Baltimore Police Look To Media To Find Missing Teen
Police in Baltimore are pleading for help to find a 17-year-old who vanished from her family's apartment Dec. 28. Foul play is suspected but there are no leads, and detectives and family members hope media coverage of Phylicia Simone Barnes' case will help them find her.
Barnes' cousin, Harry Watson, recently stood on a corner in the chilly sun, passing out fliers to the people hurrying in and out of the tall office buildings in downtown Baltimore.
A man stopped to ask: "You haven't found her yet?"
"Not, not yet," Watson replied.
Despite freezing winds, many people stopped to chat with Watson and to shake their heads over the red, black and white fliers he held.
On the flier, there's a picture of a fresh-faced, mahogany-skinned Phylicia Simone Barnes smiling in the middle of the page.
"We don't pass up anybody; we try to get a flier into just about everybody's hands we possibly can," he said.

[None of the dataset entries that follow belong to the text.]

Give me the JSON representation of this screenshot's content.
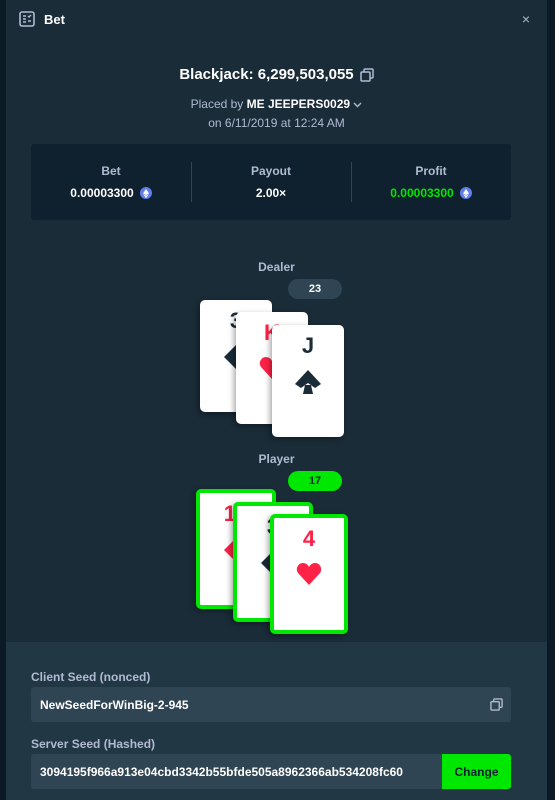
{
  "modal": {
    "header_title": "Bet",
    "close_glyph": "×",
    "header_icon": "bet-slip-icon"
  },
  "bet": {
    "game_title": "Blackjack: 6,299,503,055",
    "placed_by_prefix": "Placed by",
    "username": "ME JEEPERS0029",
    "placed_on": "on 6/11/2019 at 12:24 AM"
  },
  "stats": {
    "bet_label": "Bet",
    "bet_value": "0.00003300",
    "payout_label": "Payout",
    "payout_value": "2.00×",
    "profit_label": "Profit",
    "profit_value": "0.00003300",
    "currency_icon": "eth-coin-icon"
  },
  "dealer": {
    "label": "Dealer",
    "score": "23",
    "cards": [
      {
        "rank": "3",
        "suit": "diamond",
        "color": "black"
      },
      {
        "rank": "K",
        "suit": "heart",
        "color": "red"
      },
      {
        "rank": "J",
        "suit": "spade",
        "color": "black"
      }
    ]
  },
  "player": {
    "label": "Player",
    "score": "17",
    "cards": [
      {
        "rank": "10",
        "suit": "diamond",
        "color": "red"
      },
      {
        "rank": "3",
        "suit": "diamond",
        "color": "black"
      },
      {
        "rank": "4",
        "suit": "heart",
        "color": "red"
      }
    ]
  },
  "seeds": {
    "client_label": "Client Seed (nonced)",
    "client_value": "NewSeedForWinBig-2-945",
    "server_label": "Server Seed (Hashed)",
    "server_value": "3094195f966a913e04cbd3342b55bfde505a8962366ab534208fc60",
    "change_label": "Change"
  },
  "colors": {
    "accent_green": "#00e701",
    "loss_red": "#fe2247",
    "panel": "#1a2c38"
  }
}
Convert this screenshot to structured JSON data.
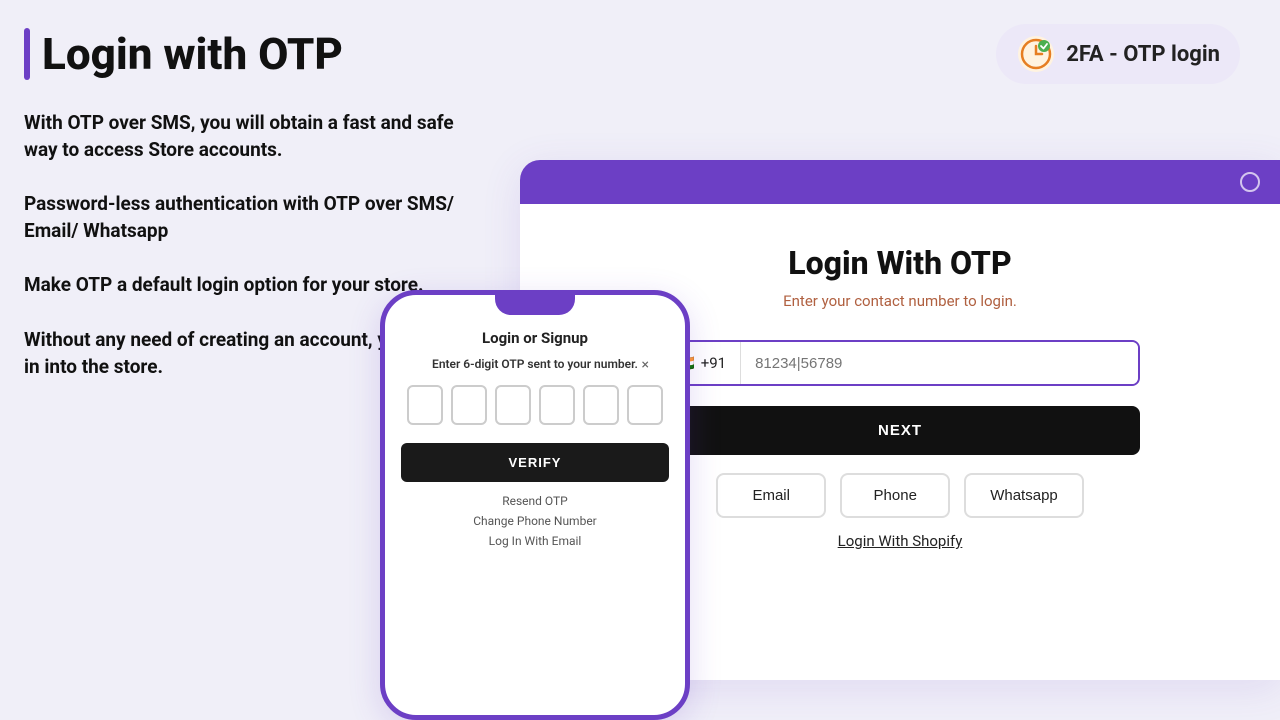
{
  "header": {
    "title": "Login with OTP",
    "badge": {
      "label": "2FA - OTP login"
    }
  },
  "left": {
    "features": [
      "With OTP over SMS, you will obtain a fast and safe way to access Store accounts.",
      "Password-less authentication with OTP over SMS/ Email/ Whatsapp",
      "Make OTP a default login option for your store.",
      "Without any need of creating an account, you can log in into the store."
    ]
  },
  "phone": {
    "dialog_title": "Login or Signup",
    "close_label": "×",
    "subtitle": "Enter 6-digit OTP sent to your number.",
    "verify_label": "VERIFY",
    "links": [
      "Resend OTP",
      "Change Phone Number",
      "Log In With Email"
    ]
  },
  "browser": {
    "login_title": "Login With OTP",
    "subtitle": "Enter your contact number to login.",
    "flag": "🇮🇳",
    "prefix": "+91",
    "phone_placeholder": "81234|56789",
    "next_label": "NEXT",
    "channels": [
      "Email",
      "Phone",
      "Whatsapp"
    ],
    "shopify_link": "Login With Shopify"
  },
  "colors": {
    "purple": "#6c3fc5",
    "dark": "#111111"
  }
}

Those same fliers are posted on the glass doors of nearly every building in the northwest Baltimore apartment complex where Barnes was staying before she went missing.
She had traveled to Baltimore from North Carolina, and was staying with her 28-year-old half-sister.
Police Suspect Foul Play
"We've suspected foul play from almost the beginning," says Anthony Guglielmi, spokesman for the Baltimore Police Department.
He says this case has been incredibly frustrating. Officers have searched much of the city, including homeless shelters, hospitals and state parks. They've checked security camera footage both from the apartment complex and from the large shopping mall behind it. And they've put her picture up on billboards along the Interstate 95 corridor.
"What we've tried to do since the very beginning of this case was make sure that Phylicia's picture and our toll-free hotline was put on every media outlet from Baltimore to Las Vegas," Guglielmi says.
With help from the FBI, Baltimore police have even used technology that finds heat signatures given off by human bodies. But they found nothing.
"We don't have any physical evidence to help us out otherwise. There's no forensics, there's no blood spatter, there's nothing to indicate that she was harmed in the apartment," Guglielmi says. "We've used canine, we've used every resource at our disposal. Phylicia's trail goes cold at the front door."
Police say the 5-foot-8, 120-pound Barnes lived with her mother in the small city of Monroe, N.C. Within the past two years, she had become reacquainted with her biological father and her half-siblings in Baltimore. She was last seen by the half-sister's ex-boyfriend at 1:30 p.m.
Her cell phone goes to voice mail. She hasn't used her debit card or gotten onto any social networks. "That was not in her character," says her father, Russell Barnes. He says the high school honor student didn't know Baltimore very well.
Police and Phylicia's parents say they hope she has been abducted — as awful as that could be — because the alternative would be worse.
"We're just keeping hope going that Phylicia is missing. Someone has her and they're not letting her go," Russell Barnes says.
Phylicia's mom, Janice Sallis, says she is frustrated and furious that her daughter is missing.
"She has a loving personality. She doesn't like confrontation. She's just a peaceful person," Sallis says.
Police confirm the parents' statements that Phylicia wasn't a troubled child who would run away or hang with the wrong crowd. Her mother says she was a typical teenager who enjoyed acting and having fun with her friends.
Keeping Missing Persons In The Media
This case hasn't gotten the same kind of wall-to-wall play in national media as the cases of other young, pretty, missing women, such as Natalee Holloway, the blond Alabama teen who disappeared in 2005 on a trip with schoolmates in Aruba.
Baltimore Police Department spokesman Guglielmi says he remembers the Holloway case.
"It's almost like we had a minute-by-minute update," Guglielmi says. "CNN had a little ticker on the bottom of their screen. Everybody knew Natalee Holloway. They knew her picture. Why can't we know Phylicia Barnes?"
But Phylicia's mother isn't concerned about complaints that her daughter's race has affected the media coverage. She just wants the media and the police to work together so her daughter can be found.
And Sallis has a message for anyone who may be holding her daughter against her will: "For whoever is holding her, I just feel sorry for them from God, because they have no clue of what punishment they are going to get."
Police say they are continuing to question people of interest in the case.
Phylicia Simone Barnes' 17th birthday was last month. Copyright 2011 National Public Radio. To see more, visit http://www.npr.org/.